Right-wing extremist caught with bomb-making kit jailed
A right-wing extremist caught with a bomb-making kit in his Edinburgh flat has been sentenced to 12 years in jail.
Explosive powder, fuses and a glass bottle studded with lead shot were found when police raided Peter Morgan's home in Meadowbank last July.
During his trial a bomb disposal expert told the court the material could have been turned into an explosive device capable of causing horrific injuries.
A Nazi flag, far-right literature and terrorist training manuals were found.
Judge Lord Boyd told the 35-year-old the charges he had been convicted of threatened "the safety of the public, our values as a democracy and strike at the dignity and respect which all members of our community are entitled to expect whatever their race or religion".
He will spend a further three years under supervision at the end of his 12-year sentence.
Lord Boyd told Morgan at the High Court in Edinburgh: "You have been convicted of two charges under the Terrorism Act and one charge under the Explosives Substances Act 1883.
"You assert your right to freedom of speech. However abhorrent some may find your views, you are entitled to hold them.
"What you are not entitled to do is to act on these views for the purpose of committing or preparing an act of terrorism.
"Of most concern is that you not only possessed the ingredients for the making of an improvised explosive device but you had begun to assemble it."
The judge said it was clear the jury at Morgan's earlier trial had rejected his claim during his evidence that he only planned to blow up a frozen turkey and film it for YouTube.
Lord Boyd pointed out that while Morgan had told a social worker who prepared a background report that he would never collect such material again, he did not disavow his political views.
Police also discovered that Morgan had downloaded an international application form to become "a loyal white knight of the Ku Klux Klan".
He had amassed a collection of neo-Nazi, anti-Muslim and anti-Semitic and racist material at his home.
Morgan's trial heard that he was "quite proud" to be part of the Scottish Defence League and travelled with others from the far right group to attend a white pride rally in Manchester in 2015.
He was photographed at the march with his hood up carrying a Scottish saltire flag and holding a "white pride worldwide" poster.
Morgan had earlier denied committing offences under the Terrorism Act and Explosives Substances Act but was found guilty of three offences.
Between April 2012 and July last year at his flat in Taylor Place, in Edinburgh, he possessed items which gave rise to a reasonable suspicion that it was for a purpose "connected with the commission, preparation of instigation of an act of terrorism".
The court heard emergency services originally attended at the block of flats where he lived on 2 July 2017 after a young woman collapsed and was found to have no pulse.
A resident said that she previously saw the woman at Morgan's flat and police decided to force entry because of concern for others.
No one was in the flat at the time but officers noted drugs paraphernalia such as needles and scales and the premises were secured.
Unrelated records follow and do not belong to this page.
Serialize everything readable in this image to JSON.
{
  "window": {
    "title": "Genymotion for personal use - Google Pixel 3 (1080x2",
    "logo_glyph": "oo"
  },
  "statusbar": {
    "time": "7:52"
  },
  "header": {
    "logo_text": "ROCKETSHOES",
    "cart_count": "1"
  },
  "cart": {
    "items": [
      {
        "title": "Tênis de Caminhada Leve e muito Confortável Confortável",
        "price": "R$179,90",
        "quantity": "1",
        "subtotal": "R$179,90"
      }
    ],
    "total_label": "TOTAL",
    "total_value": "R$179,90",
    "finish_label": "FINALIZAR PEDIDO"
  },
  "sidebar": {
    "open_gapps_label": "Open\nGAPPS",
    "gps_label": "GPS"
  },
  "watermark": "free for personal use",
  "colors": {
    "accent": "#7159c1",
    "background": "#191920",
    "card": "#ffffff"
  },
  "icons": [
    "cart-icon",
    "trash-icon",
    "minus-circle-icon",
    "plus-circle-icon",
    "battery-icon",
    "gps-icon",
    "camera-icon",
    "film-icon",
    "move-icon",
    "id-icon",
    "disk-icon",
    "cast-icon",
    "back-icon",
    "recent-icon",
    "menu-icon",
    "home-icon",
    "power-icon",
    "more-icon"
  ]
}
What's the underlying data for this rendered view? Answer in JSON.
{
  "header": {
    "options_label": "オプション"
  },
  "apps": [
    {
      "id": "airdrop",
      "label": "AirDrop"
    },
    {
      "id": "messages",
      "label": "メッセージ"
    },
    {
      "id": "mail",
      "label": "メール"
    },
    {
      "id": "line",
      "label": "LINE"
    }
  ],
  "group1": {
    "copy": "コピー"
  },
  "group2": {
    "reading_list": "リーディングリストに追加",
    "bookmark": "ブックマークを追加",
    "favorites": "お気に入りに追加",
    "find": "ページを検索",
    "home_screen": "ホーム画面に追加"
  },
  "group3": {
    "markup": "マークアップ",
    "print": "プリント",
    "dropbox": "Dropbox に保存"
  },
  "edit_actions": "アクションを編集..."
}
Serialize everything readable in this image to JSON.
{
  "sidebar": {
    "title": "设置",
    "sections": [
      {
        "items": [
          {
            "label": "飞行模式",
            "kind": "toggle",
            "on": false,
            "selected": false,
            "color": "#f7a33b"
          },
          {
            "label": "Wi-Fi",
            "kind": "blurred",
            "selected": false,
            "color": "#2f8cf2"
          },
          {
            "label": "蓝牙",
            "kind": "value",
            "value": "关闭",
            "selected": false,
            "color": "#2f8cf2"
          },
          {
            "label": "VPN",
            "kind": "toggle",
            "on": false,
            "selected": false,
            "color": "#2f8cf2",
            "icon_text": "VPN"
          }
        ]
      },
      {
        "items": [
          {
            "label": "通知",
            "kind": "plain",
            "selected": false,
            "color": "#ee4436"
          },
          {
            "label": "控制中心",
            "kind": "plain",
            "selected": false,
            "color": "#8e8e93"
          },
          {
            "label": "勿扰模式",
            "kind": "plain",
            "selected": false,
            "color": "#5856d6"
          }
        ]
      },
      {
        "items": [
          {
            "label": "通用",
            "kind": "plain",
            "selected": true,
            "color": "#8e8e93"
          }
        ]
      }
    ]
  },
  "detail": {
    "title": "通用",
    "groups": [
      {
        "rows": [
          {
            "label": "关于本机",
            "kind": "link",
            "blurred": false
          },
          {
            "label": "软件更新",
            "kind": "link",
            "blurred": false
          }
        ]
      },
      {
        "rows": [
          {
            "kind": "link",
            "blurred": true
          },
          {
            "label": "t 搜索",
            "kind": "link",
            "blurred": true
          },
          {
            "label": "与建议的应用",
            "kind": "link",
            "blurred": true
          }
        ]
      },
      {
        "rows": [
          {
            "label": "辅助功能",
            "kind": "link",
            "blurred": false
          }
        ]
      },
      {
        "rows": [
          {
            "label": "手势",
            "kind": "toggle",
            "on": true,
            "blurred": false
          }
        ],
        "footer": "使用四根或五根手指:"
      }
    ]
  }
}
Morgan was later seen nearby.
A large quantity of commercial fireworks were found, some of which had been taken apart.
A dagger bearing the symbol of an eagle mounted on a swastika was recovered under a sofa in the living room.
Defence solicitor advocate Brian Gilfedder said Morgan had an "atrocious" upbringing, had spent time in care homes and foster placements and began abusing drugs at the age of 11.
He told the court: "He is not shy about the political and social views that he said he legitimately holds."